When people think of sharks, they usually picture terrifying sea monsters. However, sharks have proven to be among the most intriguing aquatic animals.
There are about 375 types of sharks in the fish family. Sharks are different from other fish in a number of ways. First, their mouths are underneath their bodies. Also, unlike fish, sharks do not have a swim bladder to help them float; so if they stop moving, they sink. Additionally, sharks have five to seven gills on each side of their bodies, while most fish only have one per side. Sharks further differ from most fish because their skeletons are made of a flexible material called cartilage. Finally, while most fish have scales, sharks' bodies have tough skin that is covered with tiny teeth denticles.
Shark's five senses are different from those of humans. Their vision is very good because their eyes have plates that help them see better in deep water. In bright light, these plates get darker and work like sunglasses. Sharks smell by detecting scents in the odor particles that flow into their noses. They can follow these scents to track their prey. Sharks have an interesting way of tasting. They have taste buds all around their skin. When they rub up against something, their taste buds help them detect whether or not it's food. Sharks also have the ability to feel sound vibrations and pressure changes in the water through two lines of hair running from their noses to their tails.
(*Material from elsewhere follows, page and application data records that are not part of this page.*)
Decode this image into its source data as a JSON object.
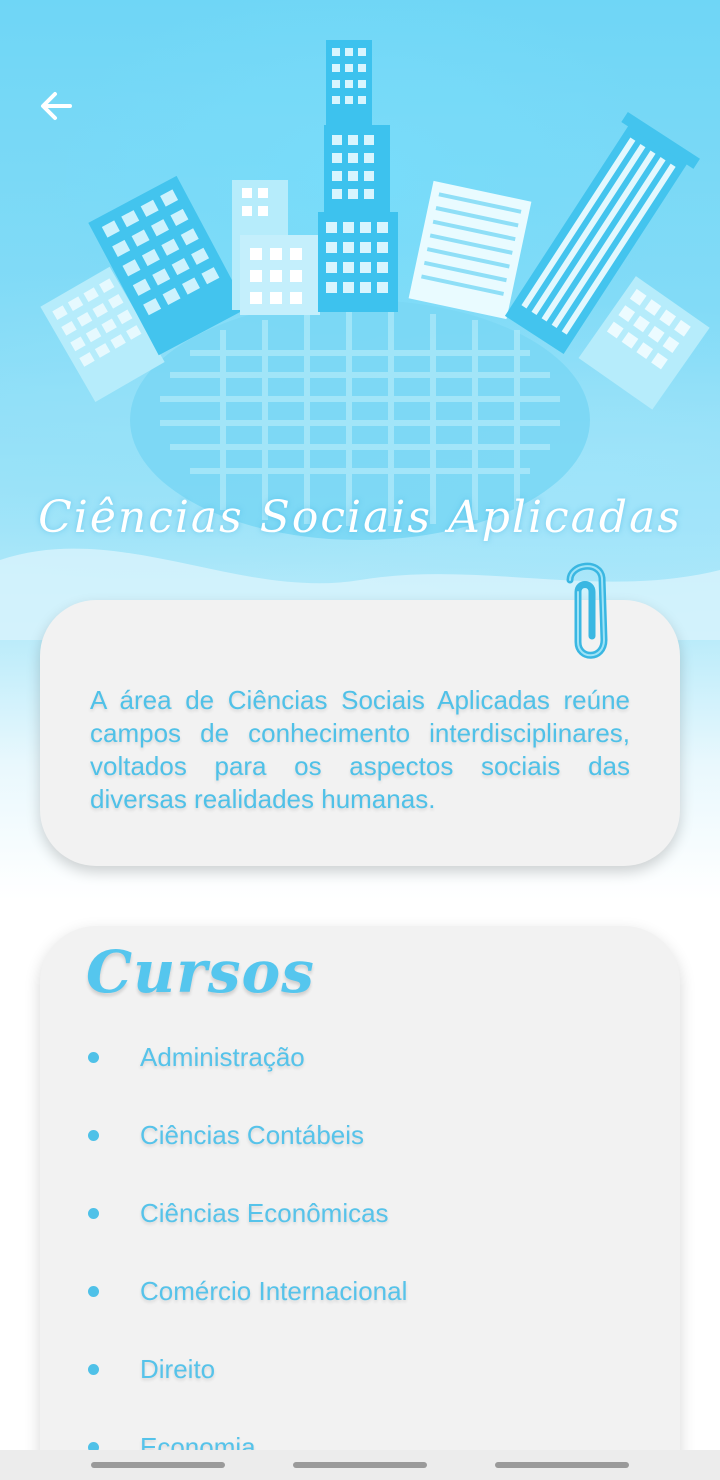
{
  "hero": {
    "title": "Ciências Sociais Aplicadas"
  },
  "intro": {
    "text": "A área de Ciências Sociais Aplicadas reúne campos de conhecimento interdisci­plinares, voltados para os aspectos sociais das diversas realidades humanas."
  },
  "courses": {
    "title": "Cursos",
    "items": [
      {
        "label": "Administração"
      },
      {
        "label": "Ciências Contábeis"
      },
      {
        "label": "Ciências Econômicas"
      },
      {
        "label": "Comércio Internacional"
      },
      {
        "label": "Direito"
      },
      {
        "label": "Economia"
      }
    ]
  },
  "icons": {
    "back": "arrow-left-icon",
    "clip": "paperclip-icon",
    "bullet": "bullet-dot-icon"
  },
  "colors": {
    "accent": "#4fc1e8",
    "card": "#f2f2f2",
    "hero_sky": "#6fd6f6"
  }
}
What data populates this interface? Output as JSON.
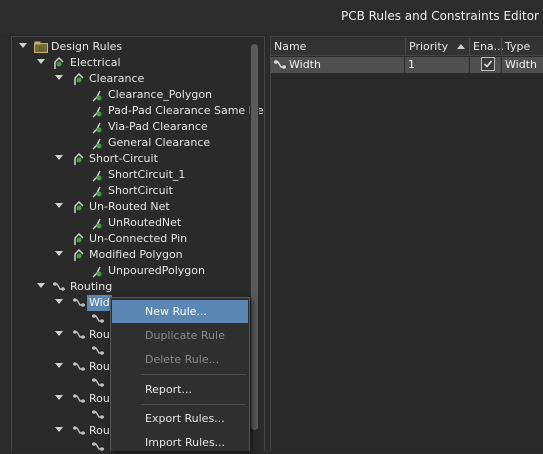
{
  "window": {
    "title": "PCB Rules and Constraints Editor"
  },
  "tree": {
    "root": "Design Rules",
    "electrical": "Electrical",
    "clearance": "Clearance",
    "clearance_rules": [
      "Clearance_Polygon",
      "Pad-Pad Clearance Same Ne",
      "Via-Pad Clearance",
      "General Clearance"
    ],
    "short_circuit": "Short-Circuit",
    "short_circuit_rules": [
      "ShortCircuit_1",
      "ShortCircuit"
    ],
    "unrouted": "Un-Routed Net",
    "unrouted_rules": [
      "UnRoutedNet"
    ],
    "unconnected_pin": "Un-Connected Pin",
    "modified_polygon": "Modified Polygon",
    "modified_polygon_rules": [
      "UnpouredPolygon"
    ],
    "routing": "Routing",
    "width": "Wid",
    "routing_partial": [
      "Rou",
      "Rou",
      "Rou",
      "Rou"
    ]
  },
  "grid": {
    "columns": [
      "Name",
      "Priority",
      "Ena...",
      "Type"
    ],
    "rows": [
      {
        "name": "Width",
        "priority": "1",
        "enabled": true,
        "type": "Width"
      }
    ]
  },
  "context_menu": {
    "items": [
      "New Rule...",
      "Duplicate Rule",
      "Delete Rule...",
      "Report...",
      "Export Rules...",
      "Import Rules..."
    ]
  },
  "colors": {
    "selection": "#5b87b4",
    "background": "#2b2b2b"
  }
}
Additionally, they can feel electricity through their muscles, which help them find their food.
Sharks are also a unique species because of how they breed. There are two ways sharks lay their eggs. Some sharks leave their eggs on rocky surfaces to hatch. Others hang them on seaweed by small strings on the egg. Some sharks don't even lay their eggs in the outside world. Rather, the eggs hatch in the mothers' womb and come out as live babies called pups. These sharks have a better chance of survival.
Sharks have been around for thousands of years. Along the way, they have gained a bad reputation; however, they don't attack as often as people think.
[Source: A Look Inside Sharks and Rays]